Jonathan Brown’s script explores some difficult questions of identity. Sol’s motivations perhaps deserve a little more analysis; it’s easy to see why he conceals his background, but harder to grasp why he ends up so firmly embedded into an oppressive regime. But there is, bravely, an attempt to understand how Hilda’s father has ended up that way, with a back-story that touches on collective guilt and the tendency to blame a whole people for an isolated crime.
So A Good Jew is a big play, which tackles big events and triggers big emotions. All the same, I longed at times for a little more subtlety; a couple of the plot twists, particularly the way that Sol is required to prove himself, come dangerously close to stretching belief. In some ways, the moments of mundane casual cruelty are more chilling; Patrick Carmody is quietly menacing as a stolid camp guard, who takes disturbing pleasure in wielding fists and boots as soon as he thinks he’s unobserved.
A few clichés do creep in. The dialogue emphasises that “we’re all Germans”, yet a Nazi zealot is the only character to speak with a pronounced German accent. The script also leaves isolated words untranslated, a habit I find more hackneyed than authentisch.

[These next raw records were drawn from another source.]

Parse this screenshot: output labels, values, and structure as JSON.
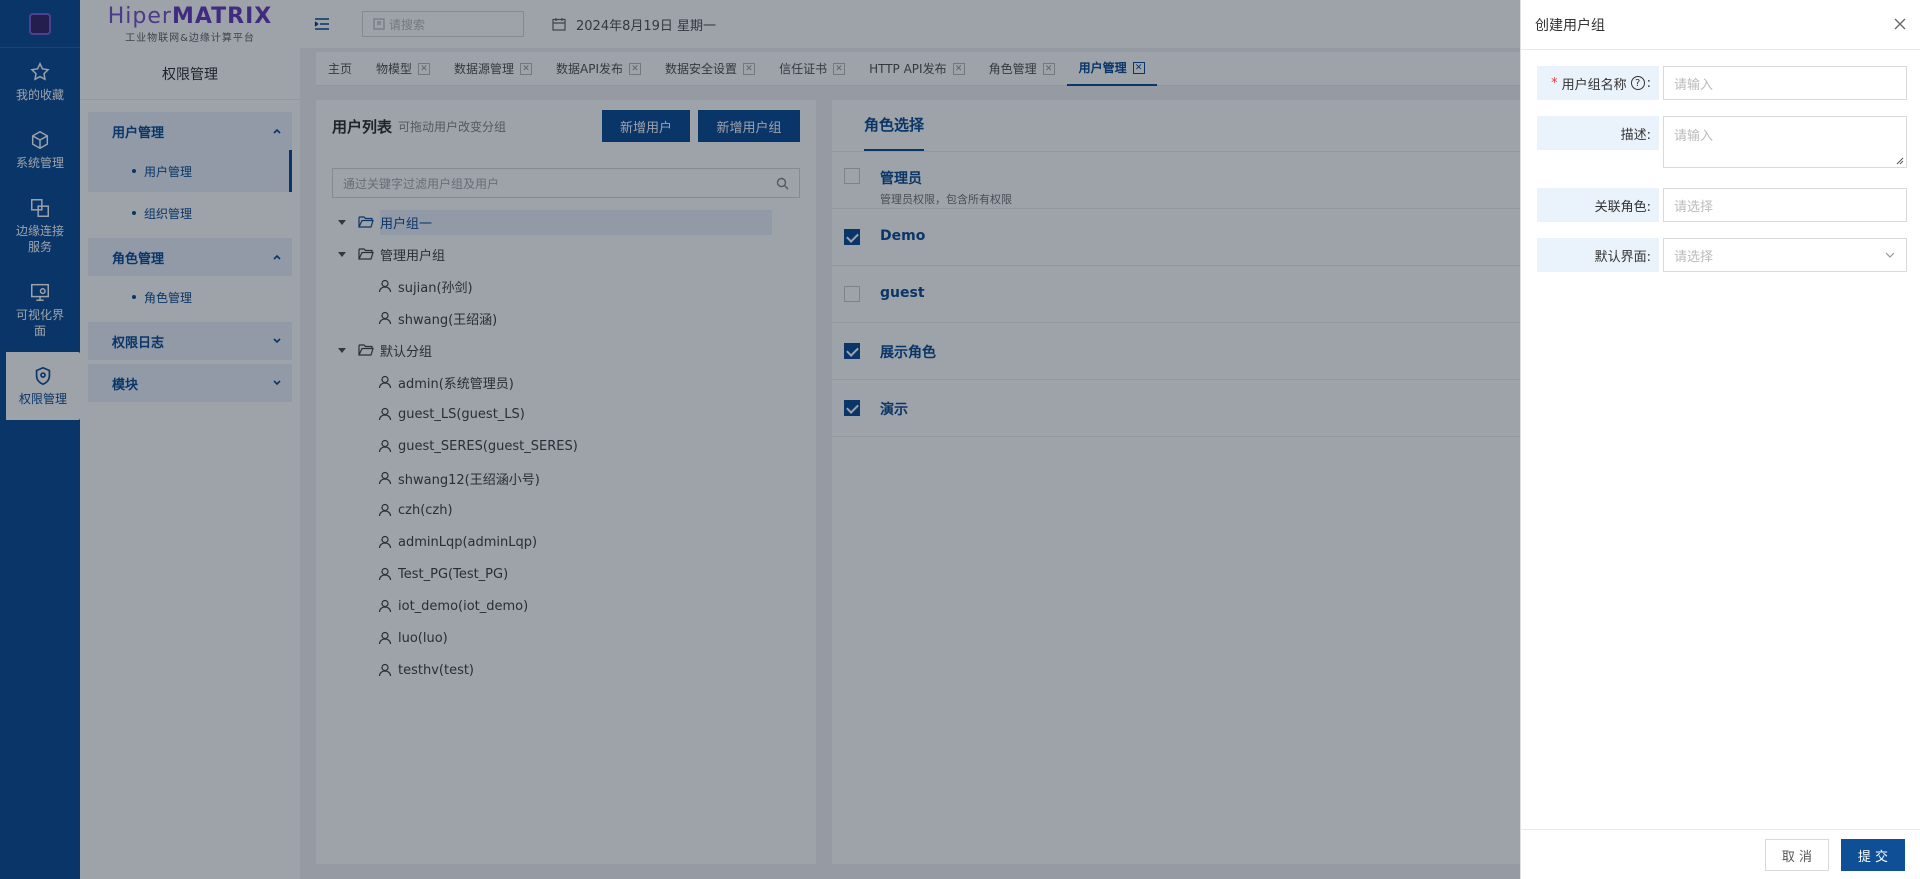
{
  "brand": {
    "name_prefix": "Hiper",
    "name_suffix": "MATRIX",
    "subtitle": "工业物联网&边缘计算平台"
  },
  "rail": [
    {
      "label": "我的收藏",
      "icon": "star-icon"
    },
    {
      "label": "系统管理",
      "icon": "cube-icon"
    },
    {
      "label": "边缘连接服务",
      "icon": "link-icon"
    },
    {
      "label": "可视化界面",
      "icon": "monitor-icon"
    },
    {
      "label": "权限管理",
      "icon": "shield-icon",
      "active": true
    }
  ],
  "sidebar": {
    "title": "权限管理",
    "groups": [
      {
        "label": "用户管理",
        "items": [
          "用户管理",
          "组织管理"
        ]
      },
      {
        "label": "角色管理",
        "items": [
          "角色管理"
        ]
      },
      {
        "label": "权限日志",
        "items": []
      },
      {
        "label": "模块",
        "items": []
      }
    ]
  },
  "topbar": {
    "search_placeholder": "请搜索",
    "date": "2024年8月19日 星期一"
  },
  "tabs": [
    {
      "label": "主页",
      "closable": false
    },
    {
      "label": "物模型",
      "closable": true
    },
    {
      "label": "数据源管理",
      "closable": true
    },
    {
      "label": "数据API发布",
      "closable": true
    },
    {
      "label": "数据安全设置",
      "closable": true
    },
    {
      "label": "信任证书",
      "closable": true
    },
    {
      "label": "HTTP API发布",
      "closable": true
    },
    {
      "label": "角色管理",
      "closable": true
    },
    {
      "label": "用户管理",
      "closable": true,
      "active": true
    }
  ],
  "users_panel": {
    "title": "用户列表",
    "hint": "可拖动用户改变分组",
    "add_user": "新增用户",
    "add_group": "新增用户组",
    "filter_placeholder": "通过关键字过滤用户组及用户",
    "tree": [
      {
        "type": "group",
        "label": "用户组一",
        "expanded": true,
        "selected": true
      },
      {
        "type": "group",
        "label": "管理用户组",
        "expanded": true
      },
      {
        "type": "user",
        "label": "sujian(孙剑)"
      },
      {
        "type": "user",
        "label": "shwang(王绍涵)"
      },
      {
        "type": "group",
        "label": "默认分组",
        "expanded": true
      },
      {
        "type": "user",
        "label": "admin(系统管理员)"
      },
      {
        "type": "user",
        "label": "guest_LS(guest_LS)"
      },
      {
        "type": "user",
        "label": "guest_SERES(guest_SERES)"
      },
      {
        "type": "user",
        "label": "shwang12(王绍涵小号)"
      },
      {
        "type": "user",
        "label": "czh(czh)"
      },
      {
        "type": "user",
        "label": "adminLqp(adminLqp)"
      },
      {
        "type": "user",
        "label": "Test_PG(Test_PG)"
      },
      {
        "type": "user",
        "label": "iot_demo(iot_demo)"
      },
      {
        "type": "user",
        "label": "luo(luo)"
      },
      {
        "type": "user",
        "label": "testhv(test)"
      }
    ]
  },
  "roles_panel": {
    "tab": "角色选择",
    "roles": [
      {
        "name": "管理员",
        "desc": "管理员权限，包含所有权限",
        "checked": false
      },
      {
        "name": "Demo",
        "desc": "",
        "checked": true
      },
      {
        "name": "guest",
        "desc": "",
        "checked": false
      },
      {
        "name": "展示角色",
        "desc": "",
        "checked": true
      },
      {
        "name": "演示",
        "desc": "",
        "checked": true
      }
    ]
  },
  "drawer": {
    "title": "创建用户组",
    "fields": {
      "name_label": "用户组名称",
      "name_placeholder": "请输入",
      "desc_label": "描述:",
      "desc_placeholder": "请输入",
      "role_label": "关联角色:",
      "role_placeholder": "请选择",
      "view_label": "默认界面:",
      "view_placeholder": "请选择"
    },
    "cancel": "取 消",
    "submit": "提 交"
  },
  "colors": {
    "primary": "#0f4f96",
    "accent_light": "#eaf2fb",
    "brand": "#7a58c8",
    "required": "#e53935"
  }
}
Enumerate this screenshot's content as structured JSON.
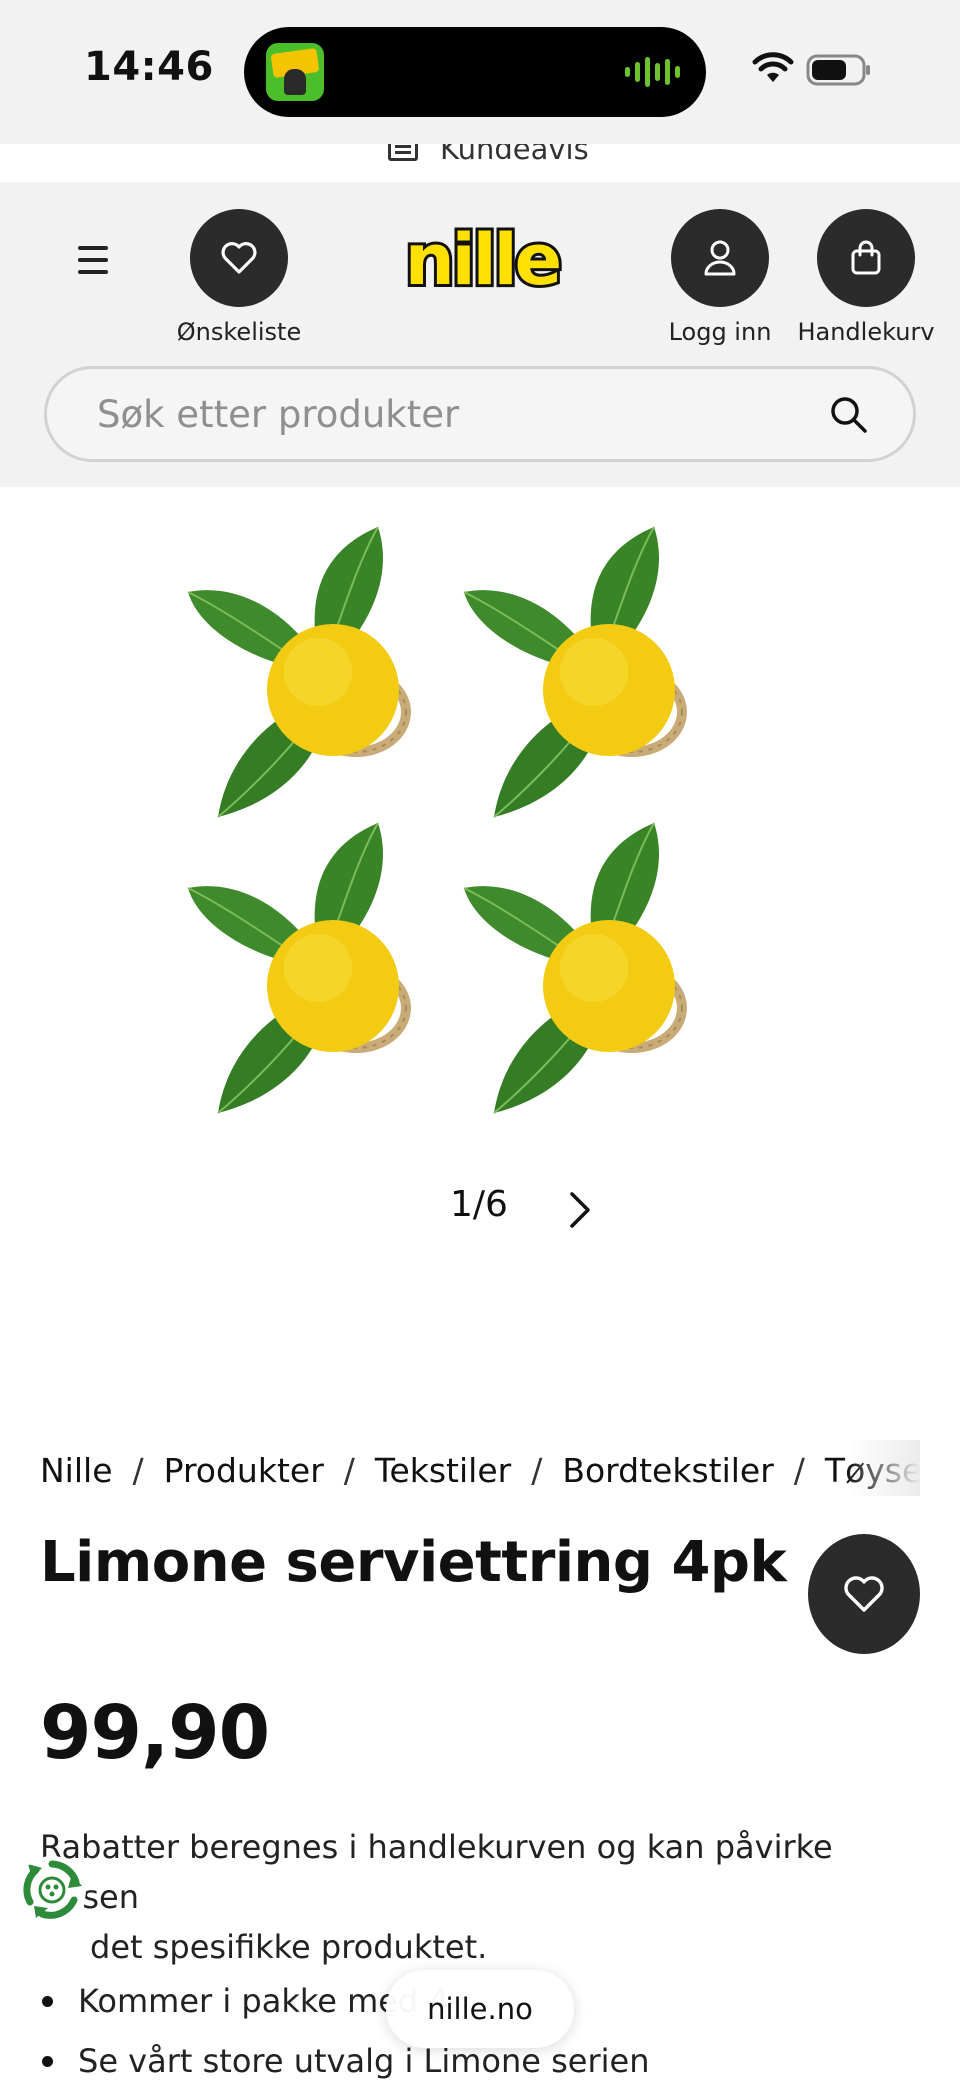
{
  "status_bar": {
    "time": "14:46"
  },
  "kundeavis": {
    "label": "Kundeavis"
  },
  "header": {
    "wishlist_label": "Ønskeliste",
    "login_label": "Logg inn",
    "cart_label": "Handlekurv",
    "logo_text": "nille",
    "brand_colors": {
      "logo_fill": "#ffe000",
      "logo_outline": "#111111",
      "dark_button": "#2b2b2b"
    }
  },
  "search": {
    "placeholder": "Søk etter produkter"
  },
  "gallery": {
    "pager": "1/6"
  },
  "breadcrumb": {
    "items": [
      "Nille",
      "Produkter",
      "Tekstiler",
      "Bordtekstiler",
      "Tøyservi"
    ]
  },
  "product": {
    "title": "Limone serviettring 4pk",
    "price": "99,90",
    "discount_note": "Rabatter beregnes i handlekurven og kan påvirke prisen på det spesifikke produktet.",
    "discount_visible": "Rabatter beregnes i handlekurven og kan påvirke prisen",
    "discount_visible_line2": "det spesifikke produktet.",
    "bullets": [
      "Kommer i pakke med 4",
      "Se vårt store utvalg i Limone serien"
    ]
  },
  "browser": {
    "url": "nille.no"
  },
  "icons": {
    "menu": "hamburger-icon",
    "wishlist": "heart-icon",
    "login": "user-icon",
    "cart": "shopping-bag-icon",
    "search": "search-icon",
    "next": "chevron-right-icon",
    "recycle": "recycle-icon"
  }
}
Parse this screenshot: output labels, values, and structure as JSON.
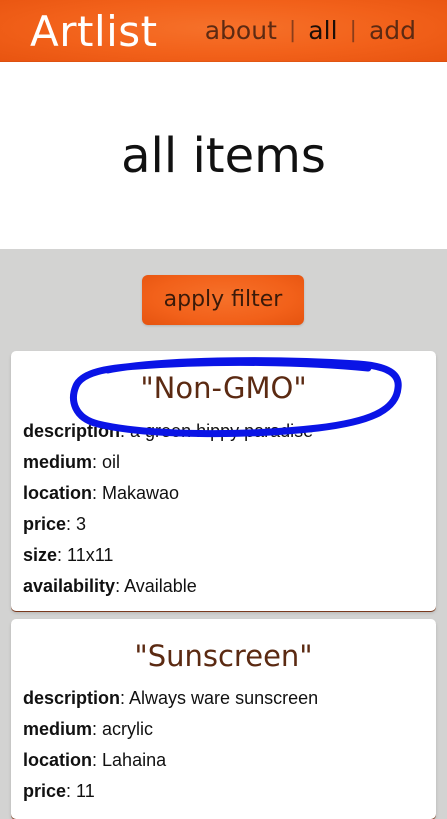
{
  "navbar": {
    "brand": "Artlist",
    "links": [
      {
        "label": "about",
        "active": false
      },
      {
        "label": "all",
        "active": true
      },
      {
        "label": "add",
        "active": false
      }
    ],
    "separator": "|"
  },
  "page": {
    "title": "all items"
  },
  "filter": {
    "button_label": "apply filter"
  },
  "items": [
    {
      "title": "\"Non-GMO\"",
      "fields": [
        {
          "key": "description",
          "value": "a green hippy paradise"
        },
        {
          "key": "medium",
          "value": "oil"
        },
        {
          "key": "location",
          "value": "Makawao"
        },
        {
          "key": "price",
          "value": "3"
        },
        {
          "key": "size",
          "value": "11x11"
        },
        {
          "key": "availability",
          "value": "Available"
        }
      ]
    },
    {
      "title": "\"Sunscreen\"",
      "fields": [
        {
          "key": "description",
          "value": "Always ware sunscreen"
        },
        {
          "key": "medium",
          "value": "acrylic"
        },
        {
          "key": "location",
          "value": "Lahaina"
        },
        {
          "key": "price",
          "value": "11"
        }
      ]
    }
  ],
  "colors": {
    "brand_orange": "#f2611a",
    "title_brown": "#5b2a12",
    "annotation_blue": "#0a14e6",
    "background_gray": "#d3d3d2"
  }
}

But the staging is stark when it needs to be, and creative when it’s time to lend some interest – particularly in the grotesquely comic filmic sequences, which cleverly play into the themes of propaganda and concealment which run through the final part of the play.
Overall, A Good Jew is recognisably a new work, and is sure to benefit from some clarification and refinement as time goes on. But with effective, creative direction – and more than its fair share of stand-out performances – it makes for a thought-provoking and subtly challenging evening of theatre.